During the Middle Ages, the Romans regarded the herb bennet as an effective fever reducer, A good general tonic for convalescence, bennet wine extract is best for chronic bronchitis and intermittent fever. The extract is prepared by soaking bennet in wine (40 grams of crushed root per 1 liter of wine) for 6 days in a tightly stoppered bottle. It is then strained. One glassful, 3 times a day, is the recommended dose.
A rural, down home South Carolina cure for chills and fever is dogwood bark (which reduces fever) and black cherry bark soaked in whisky.
The Australian fever tree, also known as the eucalyptus tree and the blue gum tree, is found in Australia and malaysia. The oil extracted from the leaves of this tree is said to be useful in the treatment of high fevers.
The people of India and China use a treatment for high fevers that originated as a way to cool off during hot weather. For centuries, Indians and Chinese have used hot tea to encourage the cooling effect of perspiration. The beat part of this pleasant remedy is that you can repeat it as often as you like.
The wild orchid is most commonly appreciated for its splended flowers. The people of Turkey, however, have discovered that the tubers found in the center of the flower can be used to make a substance called salep, which is effective in the treatment of fever.

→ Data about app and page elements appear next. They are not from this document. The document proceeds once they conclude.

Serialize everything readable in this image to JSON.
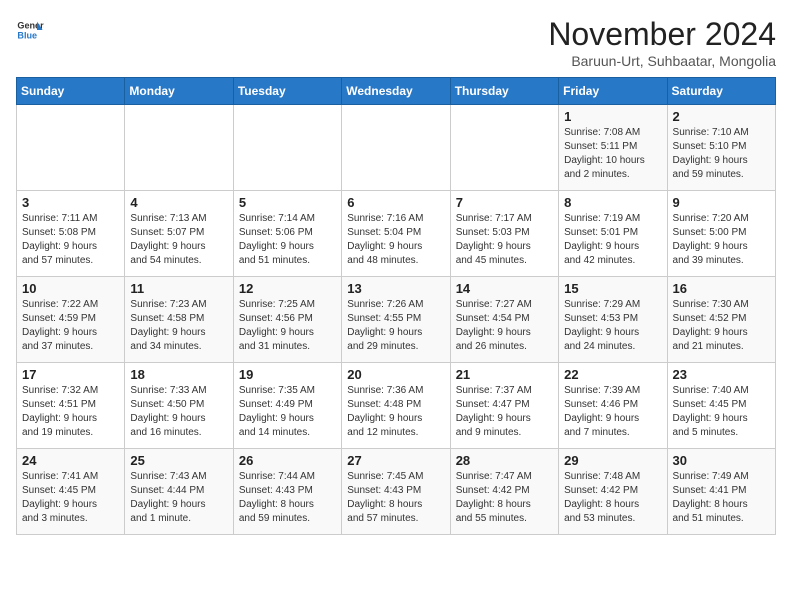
{
  "logo": {
    "line1": "General",
    "line2": "Blue"
  },
  "title": "November 2024",
  "subtitle": "Baruun-Urt, Suhbaatar, Mongolia",
  "weekdays": [
    "Sunday",
    "Monday",
    "Tuesday",
    "Wednesday",
    "Thursday",
    "Friday",
    "Saturday"
  ],
  "weeks": [
    [
      {
        "day": "",
        "info": ""
      },
      {
        "day": "",
        "info": ""
      },
      {
        "day": "",
        "info": ""
      },
      {
        "day": "",
        "info": ""
      },
      {
        "day": "",
        "info": ""
      },
      {
        "day": "1",
        "info": "Sunrise: 7:08 AM\nSunset: 5:11 PM\nDaylight: 10 hours\nand 2 minutes."
      },
      {
        "day": "2",
        "info": "Sunrise: 7:10 AM\nSunset: 5:10 PM\nDaylight: 9 hours\nand 59 minutes."
      }
    ],
    [
      {
        "day": "3",
        "info": "Sunrise: 7:11 AM\nSunset: 5:08 PM\nDaylight: 9 hours\nand 57 minutes."
      },
      {
        "day": "4",
        "info": "Sunrise: 7:13 AM\nSunset: 5:07 PM\nDaylight: 9 hours\nand 54 minutes."
      },
      {
        "day": "5",
        "info": "Sunrise: 7:14 AM\nSunset: 5:06 PM\nDaylight: 9 hours\nand 51 minutes."
      },
      {
        "day": "6",
        "info": "Sunrise: 7:16 AM\nSunset: 5:04 PM\nDaylight: 9 hours\nand 48 minutes."
      },
      {
        "day": "7",
        "info": "Sunrise: 7:17 AM\nSunset: 5:03 PM\nDaylight: 9 hours\nand 45 minutes."
      },
      {
        "day": "8",
        "info": "Sunrise: 7:19 AM\nSunset: 5:01 PM\nDaylight: 9 hours\nand 42 minutes."
      },
      {
        "day": "9",
        "info": "Sunrise: 7:20 AM\nSunset: 5:00 PM\nDaylight: 9 hours\nand 39 minutes."
      }
    ],
    [
      {
        "day": "10",
        "info": "Sunrise: 7:22 AM\nSunset: 4:59 PM\nDaylight: 9 hours\nand 37 minutes."
      },
      {
        "day": "11",
        "info": "Sunrise: 7:23 AM\nSunset: 4:58 PM\nDaylight: 9 hours\nand 34 minutes."
      },
      {
        "day": "12",
        "info": "Sunrise: 7:25 AM\nSunset: 4:56 PM\nDaylight: 9 hours\nand 31 minutes."
      },
      {
        "day": "13",
        "info": "Sunrise: 7:26 AM\nSunset: 4:55 PM\nDaylight: 9 hours\nand 29 minutes."
      },
      {
        "day": "14",
        "info": "Sunrise: 7:27 AM\nSunset: 4:54 PM\nDaylight: 9 hours\nand 26 minutes."
      },
      {
        "day": "15",
        "info": "Sunrise: 7:29 AM\nSunset: 4:53 PM\nDaylight: 9 hours\nand 24 minutes."
      },
      {
        "day": "16",
        "info": "Sunrise: 7:30 AM\nSunset: 4:52 PM\nDaylight: 9 hours\nand 21 minutes."
      }
    ],
    [
      {
        "day": "17",
        "info": "Sunrise: 7:32 AM\nSunset: 4:51 PM\nDaylight: 9 hours\nand 19 minutes."
      },
      {
        "day": "18",
        "info": "Sunrise: 7:33 AM\nSunset: 4:50 PM\nDaylight: 9 hours\nand 16 minutes."
      },
      {
        "day": "19",
        "info": "Sunrise: 7:35 AM\nSunset: 4:49 PM\nDaylight: 9 hours\nand 14 minutes."
      },
      {
        "day": "20",
        "info": "Sunrise: 7:36 AM\nSunset: 4:48 PM\nDaylight: 9 hours\nand 12 minutes."
      },
      {
        "day": "21",
        "info": "Sunrise: 7:37 AM\nSunset: 4:47 PM\nDaylight: 9 hours\nand 9 minutes."
      },
      {
        "day": "22",
        "info": "Sunrise: 7:39 AM\nSunset: 4:46 PM\nDaylight: 9 hours\nand 7 minutes."
      },
      {
        "day": "23",
        "info": "Sunrise: 7:40 AM\nSunset: 4:45 PM\nDaylight: 9 hours\nand 5 minutes."
      }
    ],
    [
      {
        "day": "24",
        "info": "Sunrise: 7:41 AM\nSunset: 4:45 PM\nDaylight: 9 hours\nand 3 minutes."
      },
      {
        "day": "25",
        "info": "Sunrise: 7:43 AM\nSunset: 4:44 PM\nDaylight: 9 hours\nand 1 minute."
      },
      {
        "day": "26",
        "info": "Sunrise: 7:44 AM\nSunset: 4:43 PM\nDaylight: 8 hours\nand 59 minutes."
      },
      {
        "day": "27",
        "info": "Sunrise: 7:45 AM\nSunset: 4:43 PM\nDaylight: 8 hours\nand 57 minutes."
      },
      {
        "day": "28",
        "info": "Sunrise: 7:47 AM\nSunset: 4:42 PM\nDaylight: 8 hours\nand 55 minutes."
      },
      {
        "day": "29",
        "info": "Sunrise: 7:48 AM\nSunset: 4:42 PM\nDaylight: 8 hours\nand 53 minutes."
      },
      {
        "day": "30",
        "info": "Sunrise: 7:49 AM\nSunset: 4:41 PM\nDaylight: 8 hours\nand 51 minutes."
      }
    ]
  ]
}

This remedy is also common in India and Iran.
Warm one quart of whiskey with the peels of two
oranges and one lemon. Take two teaspoons after each meal.